Hung around. Felt rotten. Saw [Eli].
Cousin Mildred to dinner. Over to Peg’s for supper. Ben is home.
School. Mrs. Reed’s
School. Mrs. Reeds
School. In town
School. Mrs. Reed’s. Played tennis.
No school. It rained. Movies [+ overnight with] Lane’s. Babe + Mother went
Took flowers up to Bil Sybil + saw Bob. That boy was awfully sick
Church and Sunday School. Went up to see Bob with K. Spud to supper
School. Staid at home and studied.
School. Peg and I went to see Bob.
School. Went over to Pegs. Rained hard
School. Went to Surgical Dressings.
School. Went down to Connies. Night at Pegs
Down at station at 5:45. In town. Pegs for a dance
Sunday School. Came down with influenza.
In bed. Dr. G- came. Mother came home.
In bed. Feel rotten. School closed till Monday.
Got up and went out. Felt rotten.
Went over to Pegs. Hung around. Sick?
Tenn Went over to Pegs
Tennis at Pegs
Church. No Sunday School. Over to Pegs in afternoon
In town. Surgical Dressings. Spud very sick
* * *
If you are interested in viewing the diary in person in our library or have other questions about the collection, please visit the library or contact a member of the library staff for further assistance.

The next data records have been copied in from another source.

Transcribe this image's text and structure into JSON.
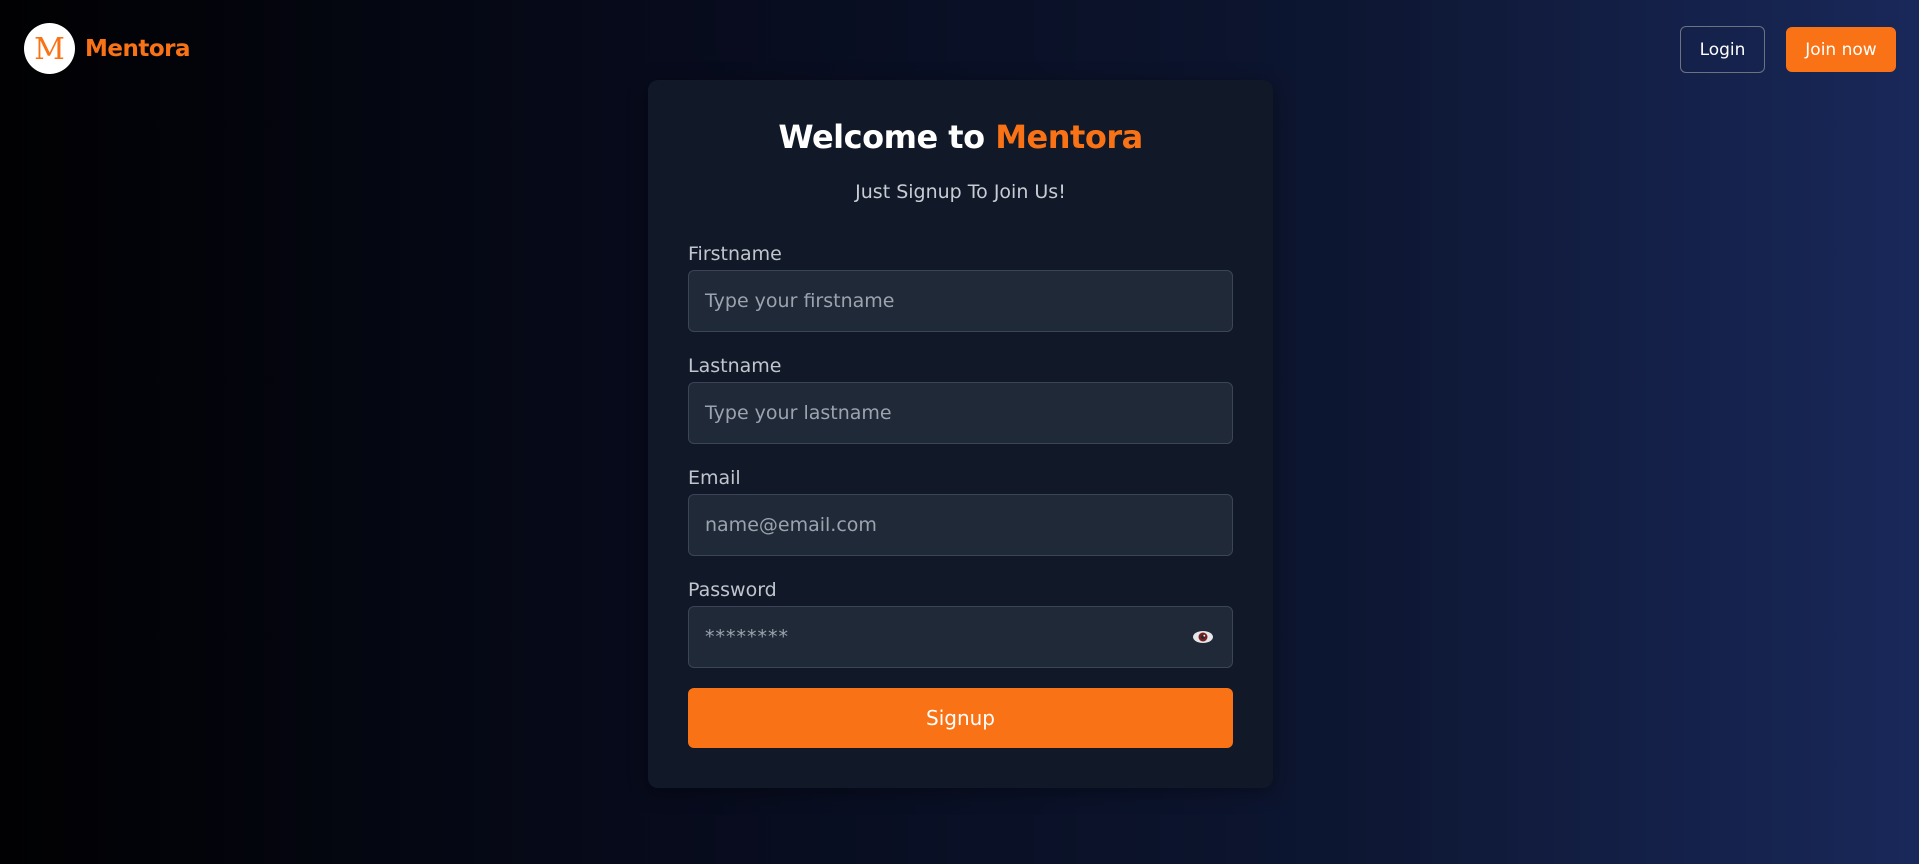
{
  "brand": {
    "logo_letter": "M",
    "name": "Mentora",
    "accent_color": "#f97316"
  },
  "nav": {
    "login_label": "Login",
    "join_label": "Join now"
  },
  "form": {
    "title_prefix": "Welcome to",
    "title_brand": "Mentora",
    "subtitle": "Just Signup To Join Us!",
    "fields": [
      {
        "label": "Firstname",
        "placeholder": "Type your firstname"
      },
      {
        "label": "Lastname",
        "placeholder": "Type your lastname"
      },
      {
        "label": "Email",
        "placeholder": "name@email.com"
      },
      {
        "label": "Password",
        "value": "********",
        "icon": "eye-icon"
      }
    ],
    "submit_label": "Signup"
  }
}
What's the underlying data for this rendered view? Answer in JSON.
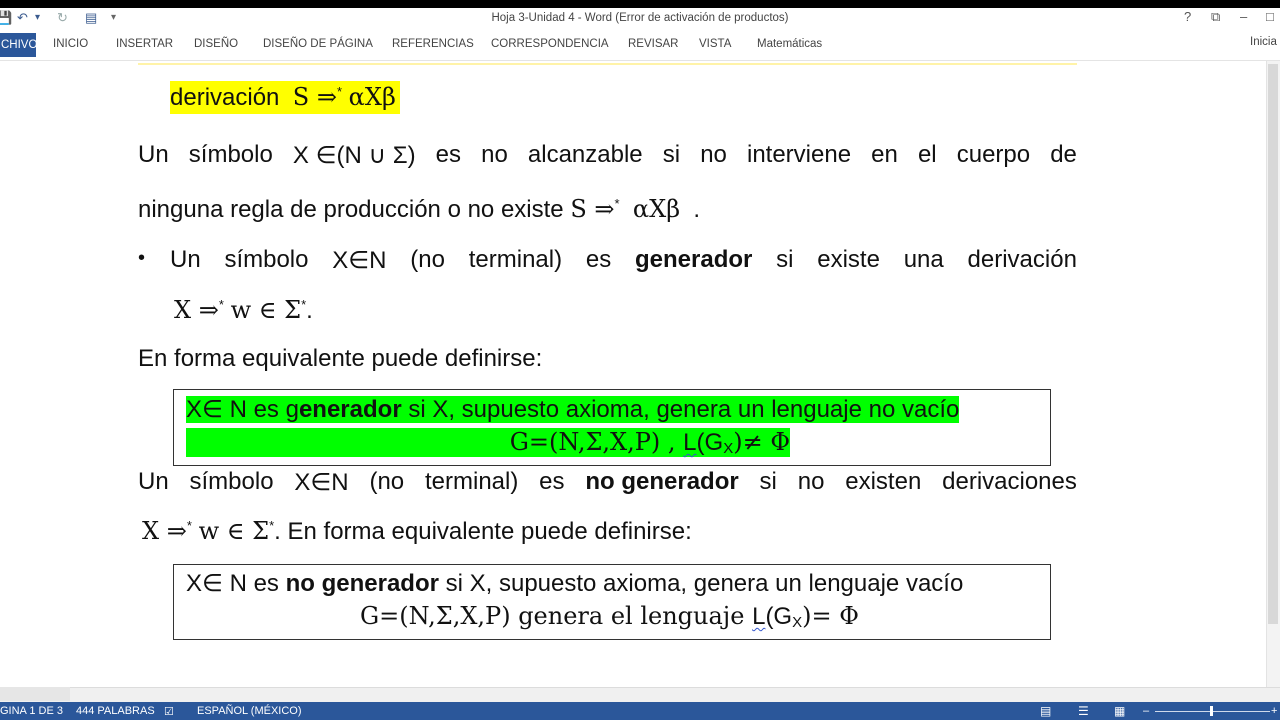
{
  "window": {
    "title": "Hoja 3-Unidad 4 - Word (Error de activación de productos)",
    "controls": {
      "help": "?",
      "restore": "⧉",
      "minimize": "–",
      "maximize": "□",
      "close": "✕"
    }
  },
  "quick_access": {
    "save": "💾",
    "undo": "↶",
    "undo_dropdown": "▾",
    "redo": "↻",
    "layout": "▤",
    "customize": "▾"
  },
  "ribbon": {
    "file_tab": "CHIVO",
    "tabs": [
      "INICIO",
      "INSERTAR",
      "DISEÑO",
      "DISEÑO DE PÁGINA",
      "REFERENCIAS",
      "CORRESPONDENCIA",
      "REVISAR",
      "VISTA",
      "Matemáticas"
    ],
    "sign_in": "Inicia"
  },
  "document": {
    "line1": {
      "text": "derivación",
      "math": "S ⇒",
      "sup": "*",
      "math2": "αXβ"
    },
    "para1": {
      "line_a_words": [
        "Un",
        "símbolo",
        "X ∈(N ∪ Σ)",
        "es",
        "no",
        "alcanzable",
        "si",
        "no",
        "interviene",
        "en",
        "el",
        "cuerpo",
        "de"
      ],
      "line_b": {
        "text": "ninguna regla de producción o no existe",
        "math": "S ⇒",
        "sup": "*",
        "math2": "αXβ",
        "end": "."
      }
    },
    "bullet1": {
      "line_a_words": [
        "Un",
        "símbolo",
        "X∈N",
        "(no",
        "terminal)",
        "es",
        "generador",
        "si",
        "existe",
        "una",
        "derivación"
      ],
      "bold_word": "generador",
      "line_b": {
        "math": "X ⇒",
        "sup": "*",
        "math2": "w ∈ Σ",
        "sup2": "*",
        "end": "."
      }
    },
    "para2": "En forma equivalente puede definirse:",
    "box1": {
      "line_a": {
        "pre": "X∈ N es g",
        "bold": "enerador",
        "post": " si  X, supuesto axioma, genera un lenguaje no vacío"
      },
      "line_b": {
        "pre": "G=(N,Σ,X,P) ,  ",
        "lang": "L",
        "post_a": "(G",
        "sub": "X",
        "post_b": ")≠ Φ"
      }
    },
    "para3": {
      "line_a_words": [
        "Un",
        "símbolo",
        "X∈N",
        "(no",
        "terminal)",
        "es",
        "no generador",
        "si",
        "no",
        "existen",
        "derivaciones"
      ],
      "bold_word": "no generador",
      "line_b": {
        "math": "X ⇒",
        "sup": "*",
        "math2": "w ∈ Σ",
        "sup2": "*",
        "text": ".  En forma equivalente puede definirse:"
      }
    },
    "box2": {
      "line_a": {
        "pre": "X∈ N es ",
        "bold": "no generador",
        "post": " si  X, supuesto axioma, genera un lenguaje vacío"
      },
      "line_b": {
        "pre": "G=(N,Σ,X,P) genera el lenguaje ",
        "lang": "L",
        "post_a": "(G",
        "sub": "X",
        "post_b": ")= Φ"
      }
    }
  },
  "status_bar": {
    "page": "GINA 1 DE 3",
    "words": "444 PALABRAS",
    "proofing_icon": "☑",
    "language": "ESPAÑOL (MÉXICO)",
    "view_icons": [
      "▤",
      "☰",
      "▦"
    ],
    "zoom_minus": "–",
    "zoom_plus": "+"
  },
  "colors": {
    "brand": "#2b579a",
    "highlight_yellow": "#ffff00",
    "highlight_green": "#00ff00"
  }
}
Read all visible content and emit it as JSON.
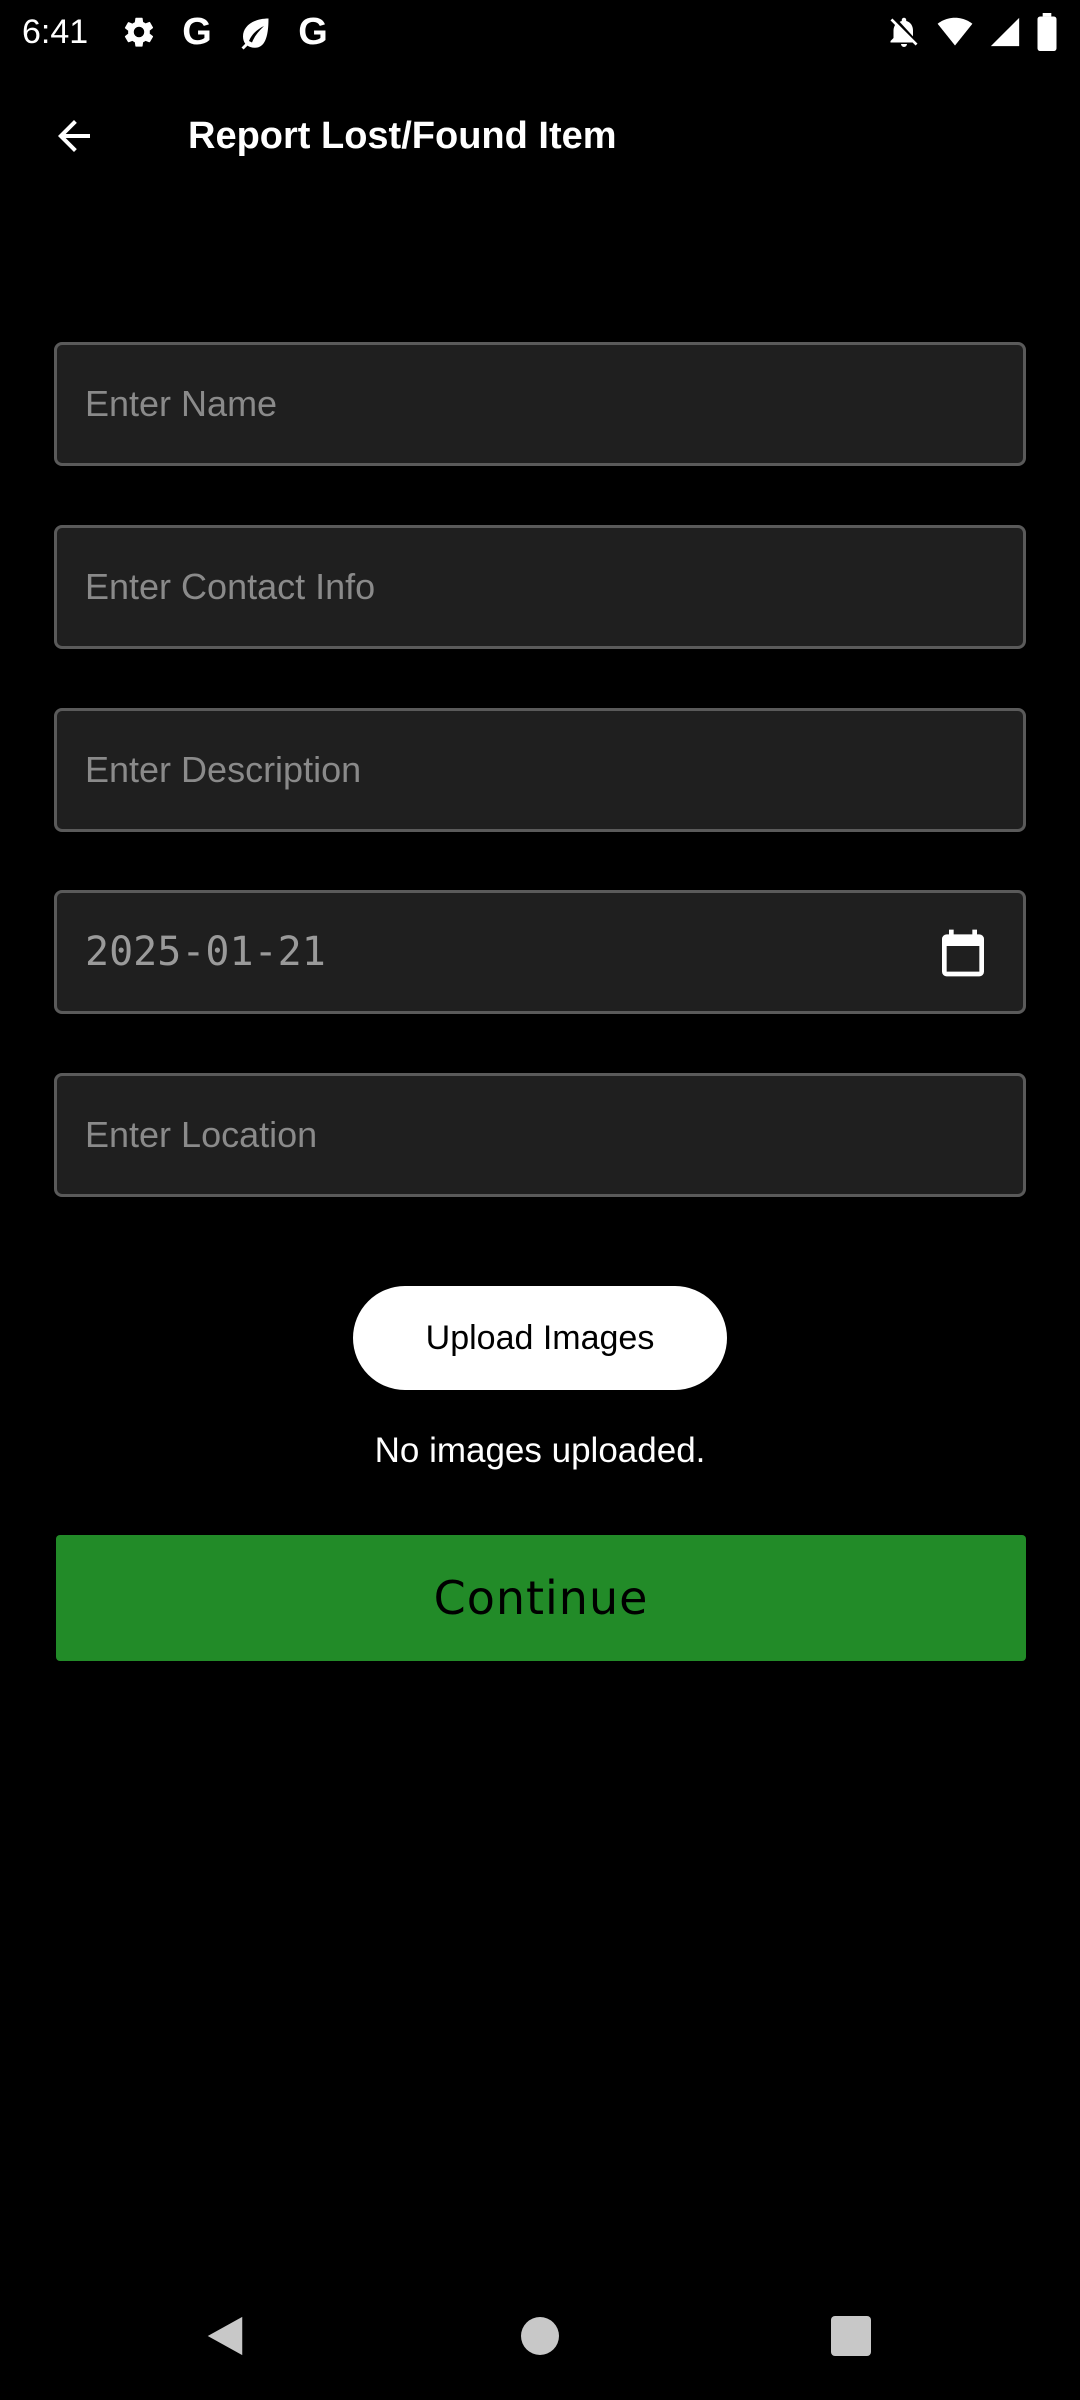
{
  "status_bar": {
    "time": "6:41",
    "left_icons": [
      "settings-icon",
      "google-icon",
      "leaf-icon",
      "google-icon"
    ],
    "right_icons": [
      "notifications-off-icon",
      "wifi-icon",
      "signal-icon",
      "battery-icon"
    ]
  },
  "app_bar": {
    "back_icon": "arrow-left-icon",
    "title": "Report Lost/Found Item"
  },
  "form": {
    "name": {
      "placeholder": "Enter Name",
      "value": ""
    },
    "contact": {
      "placeholder": "Enter Contact Info",
      "value": ""
    },
    "description": {
      "placeholder": "Enter Description",
      "value": ""
    },
    "date": {
      "value": "2025-01-21",
      "icon": "calendar-icon"
    },
    "location": {
      "placeholder": "Enter Location",
      "value": ""
    },
    "upload_label": "Upload Images",
    "upload_status": "No images uploaded.",
    "continue_label": "Continue"
  },
  "nav_bar": {
    "icons": [
      "back-triangle-icon",
      "home-circle-icon",
      "recents-square-icon"
    ]
  },
  "colors": {
    "background": "#000000",
    "field_background": "#1f1f1f",
    "field_border": "#5a5a5a",
    "continue_green": "#228b28",
    "upload_button": "#ffffff"
  }
}
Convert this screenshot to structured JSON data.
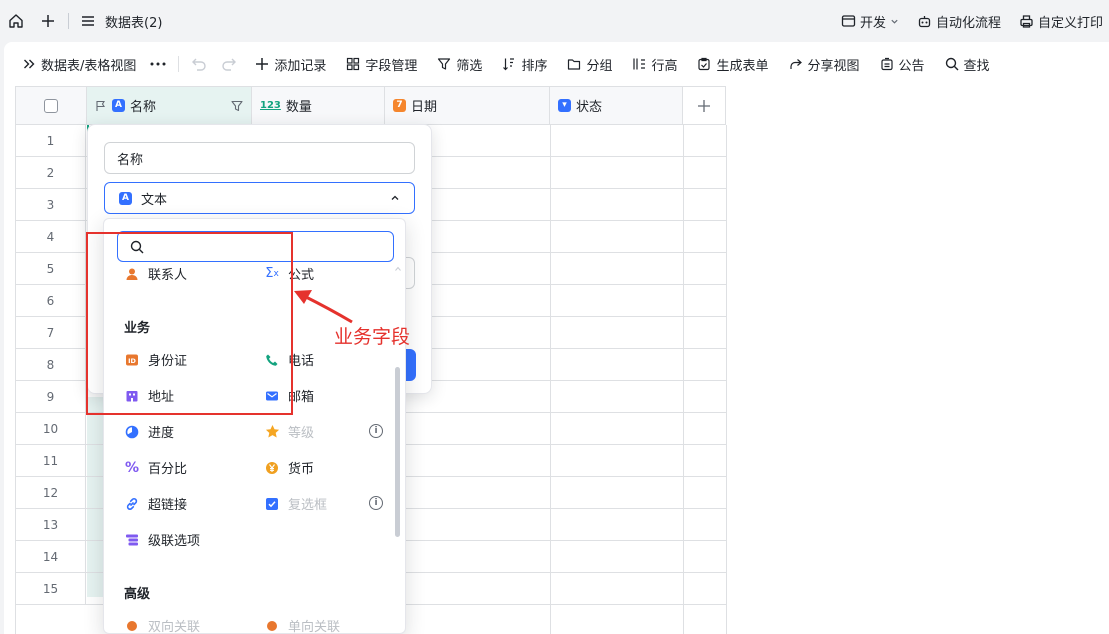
{
  "topbar": {
    "title": "数据表(2)",
    "right_items": [
      {
        "label": "开发",
        "icon": "code-window-icon"
      },
      {
        "label": "自动化流程",
        "icon": "robot-icon"
      },
      {
        "label": "自定义打印",
        "icon": "printer-icon"
      }
    ]
  },
  "toolbar": {
    "view_name": "数据表/表格视图",
    "buttons": [
      "添加记录",
      "字段管理",
      "筛选",
      "排序",
      "分组",
      "行高",
      "生成表单",
      "分享视图",
      "公告",
      "查找"
    ]
  },
  "grid": {
    "columns": [
      {
        "label": "名称",
        "type_badge": "A",
        "color": "#3370ff"
      },
      {
        "label": "数量",
        "type_badge": "123",
        "color": "#13a37f"
      },
      {
        "label": "日期",
        "type_badge": "7",
        "color": "#f5862d"
      },
      {
        "label": "状态",
        "type_badge": "▾",
        "color": "#3370ff"
      }
    ],
    "row_numbers": [
      "1",
      "2",
      "3",
      "4",
      "5",
      "6",
      "7",
      "8",
      "9",
      "10",
      "11",
      "12",
      "13",
      "14",
      "15"
    ]
  },
  "field_panel": {
    "name_value": "名称",
    "type_value": "文本"
  },
  "dropdown": {
    "search_placeholder": "",
    "top_items": [
      {
        "label": "联系人"
      },
      {
        "label": "公式"
      }
    ],
    "section_business": "业务",
    "business_items": [
      {
        "label": "身份证"
      },
      {
        "label": "电话"
      },
      {
        "label": "地址"
      },
      {
        "label": "邮箱"
      }
    ],
    "more_items": [
      {
        "label": "进度"
      },
      {
        "label": "等级"
      },
      {
        "label": "百分比"
      },
      {
        "label": "货币"
      },
      {
        "label": "超链接"
      },
      {
        "label": "复选框"
      },
      {
        "label": "级联选项"
      }
    ],
    "section_advanced": "高级",
    "advanced_items": [
      {
        "label": "双向关联"
      },
      {
        "label": "单向关联"
      }
    ]
  },
  "annotation": {
    "text": "业务字段",
    "color": "#e5322d"
  },
  "colors": {
    "accent": "#3370ff",
    "annotation": "#e5322d",
    "selected_col": "#e6f3f1"
  }
}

*Please note that the diary transcription is a rough-and-ready version, not an authoritative transcript. Researchers wishing to use the diary in the course of their own work should verify the version found here with the manuscript original. The catalog record for the Barbara Hillard Smith collection may be found here.
| Published: Wednesday, 12 September, 2018, 12:00 AM